▶ [Work required]
In your output, repeat each entry exactly and include no pictures.

(Entries from a dataset of interfaces)
BEGIN
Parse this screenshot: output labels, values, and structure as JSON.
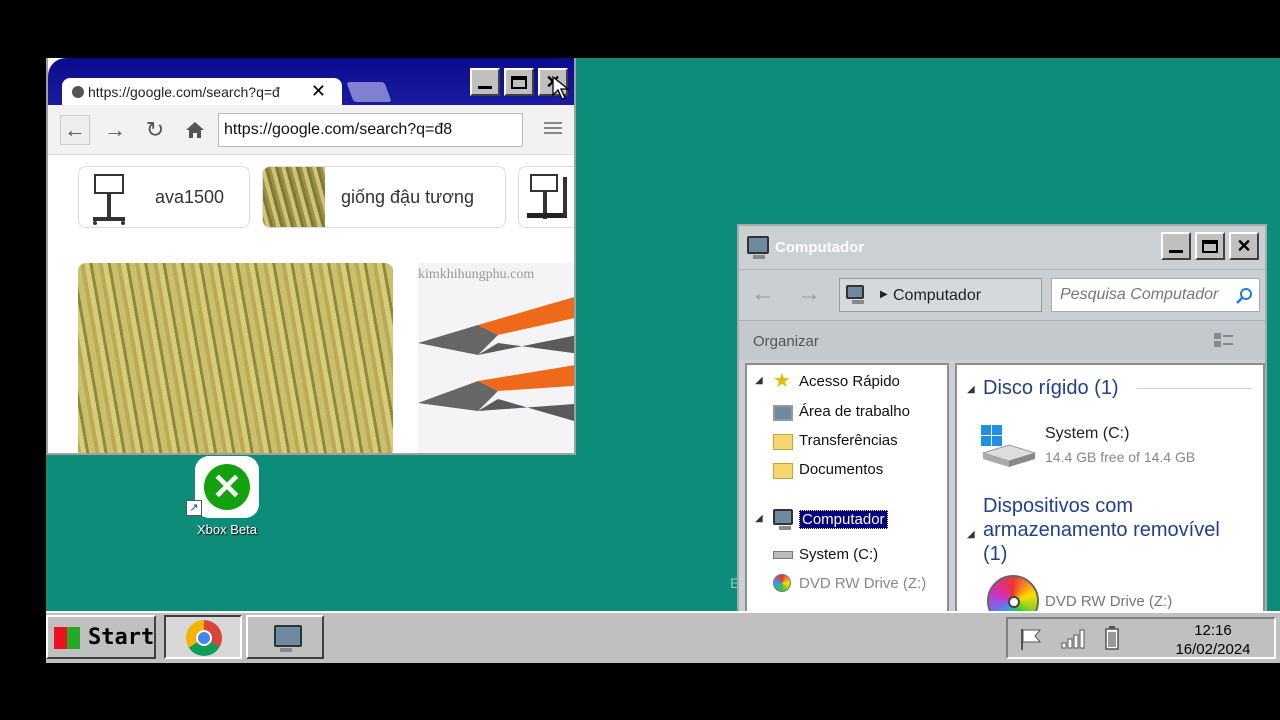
{
  "browser": {
    "tab_title": "https://google.com/search?q=đ",
    "url": "https://google.com/search?q=đ8",
    "chips": [
      {
        "label": "ava1500"
      },
      {
        "label": "giống đậu tương"
      }
    ],
    "image_watermark": "kimkhihungphu.com"
  },
  "desktop": {
    "icons": [
      {
        "label": "Xbox Beta"
      }
    ],
    "background_text": "E"
  },
  "explorer": {
    "title": "Computador",
    "address": "Computador",
    "search_placeholder": "Pesquisa Computador",
    "organize_label": "Organizar",
    "nav": {
      "quick_access": "Acesso Rápido",
      "desktop": "Área de trabalho",
      "downloads": "Transferências",
      "documents": "Documentos",
      "computer": "Computador",
      "system_drive": "System (C:)",
      "dvd_drive": "DVD RW Drive (Z:)"
    },
    "content": {
      "hard_disk_header": "Disco rígido (1)",
      "drive_name": "System (C:)",
      "drive_space": "14.4 GB free of 14.4 GB",
      "removable_header_line1": "Dispositivos com",
      "removable_header_line2": "armazenamento removível",
      "removable_header_line3": "(1)",
      "dvd_name": "DVD RW Drive (Z:)"
    }
  },
  "taskbar": {
    "start_label": "Start",
    "time": "12:16",
    "date": "16/02/2024"
  },
  "colors": {
    "desktop": "#0e8c7a",
    "browser_titlebar": "#0b0b8e",
    "explorer_section": "#1f3f8f",
    "selection": "#000080"
  }
}
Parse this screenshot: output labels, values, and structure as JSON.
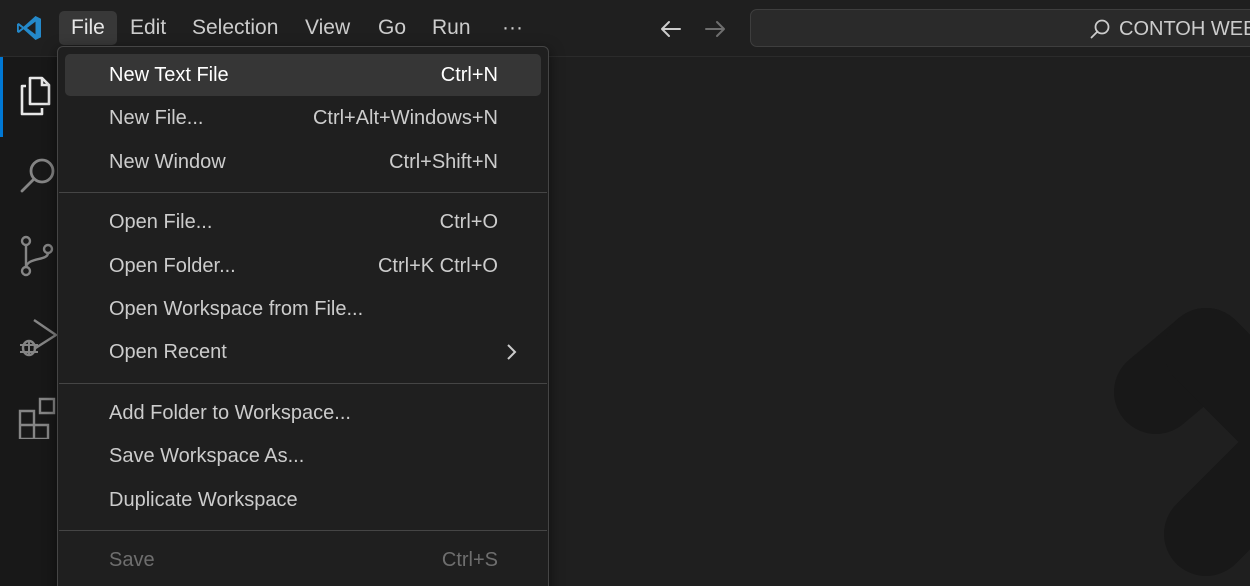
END
▶ [Result of the task]
Parse this screenshot: output labels, values, and structure as JSON.
{
  "browser": {
    "tab_title": "https://google.com/search?q=đ",
    "url": "https://google.com/search?q=đ8",
    "chips": [
      {
        "label": "ava1500"
      },
      {
        "label": "giống đậu tương"
      }
    ],
    "image_watermark": "kimkhihungphu.com"
  },
  "desktop": {
    "icons": [
      {
        "label": "Xbox Beta"
      }
    ],
    "background_text": "E"
  },
  "explorer": {
    "title": "Computador",
    "address": "Computador",
    "search_placeholder": "Pesquisa Computador",
    "organize_label": "Organizar",
    "nav": {
      "quick_access": "Acesso Rápido",
      "desktop": "Área de trabalho",
      "downloads": "Transferências",
      "documents": "Documentos",
      "computer": "Computador",
      "system_drive": "System (C:)",
      "dvd_drive": "DVD RW Drive (Z:)"
    },
    "content": {
      "hard_disk_header": "Disco rígido (1)",
      "drive_name": "System (C:)",
      "drive_space": "14.4 GB free of 14.4 GB",
      "removable_header_line1": "Dispositivos com",
      "removable_header_line2": "armazenamento removível",
      "removable_header_line3": "(1)",
      "dvd_name": "DVD RW Drive (Z:)"
    }
  },
  "taskbar": {
    "start_label": "Start",
    "time": "12:16",
    "date": "16/02/2024"
  },
  "colors": {
    "desktop": "#0e8c7a",
    "browser_titlebar": "#0b0b8e",
    "explorer_section": "#1f3f8f",
    "selection": "#000080"
  }
}
Parse this screenshot: output labels, values, and structure as JSON.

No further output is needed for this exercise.